Thursday, May 20, 2010

The Best Illusions of the year

New Scientists picks the best illusions of the year. (Click here)

Illusions, I think, are the best way to study cognition!

Tuesday, May 04, 2010

Some recent works on Protein-DNA interactions.

Specific protein-DNA binding has been thought, so far, to be a two-step process. However, a recent study by Sanchez et al (PNAS, 107:7751-7756. April 27, 2010) show that it may not be always the case. They find an equally probable second route – a route that has more rougher energy landscape. By a series of systematic mutations in the protein, the characterize the energy landscape of the second route – which again involves atleast two intermediates. The overall picture is that, there is an initial transition state ensemble with non-native contacts that drive the system into a kinetic trap. These non-native contacts are slowly rearranged into native-like interactions.
There are two points that are quite interesting:

1. That the second route is significantly probable.
2. To think of additional factors such as DNA bending in such a rough energy landscape is mind boggling!

While this study delineates the pathways to protein –DNA binding, yet another study (Genes and Development, 24:814-826) shows that the *shape* of the DNA minor groove directs binding by the protein FIS, a DNA-bending protein. The results of the study seem to suggest that FIS initially selects DNA targets with *intrinsically* narrow minor grooves and then it compresses the minor groove and bends the DNA. The study re-iterates the idea that the shape of the DNA is more important than its sequence – atleast in the noncoding regions, as shown by an earlier study (Science, Vol 324, 389-392, 2009).

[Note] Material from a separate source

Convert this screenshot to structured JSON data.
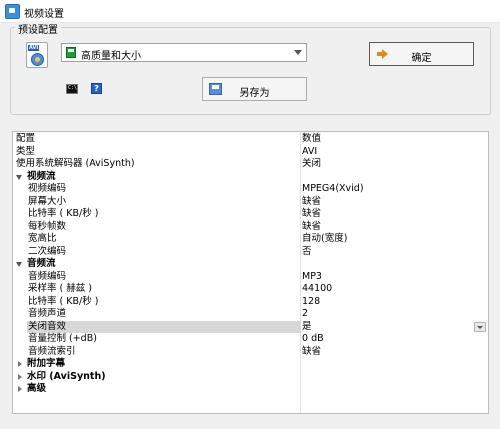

Even as it is becoming clearer that the shape of the DNA is important, I think there is a long way to go in understanding what changes occur in the intrinsic properties of the DNA/protein that eventually modulate the structure.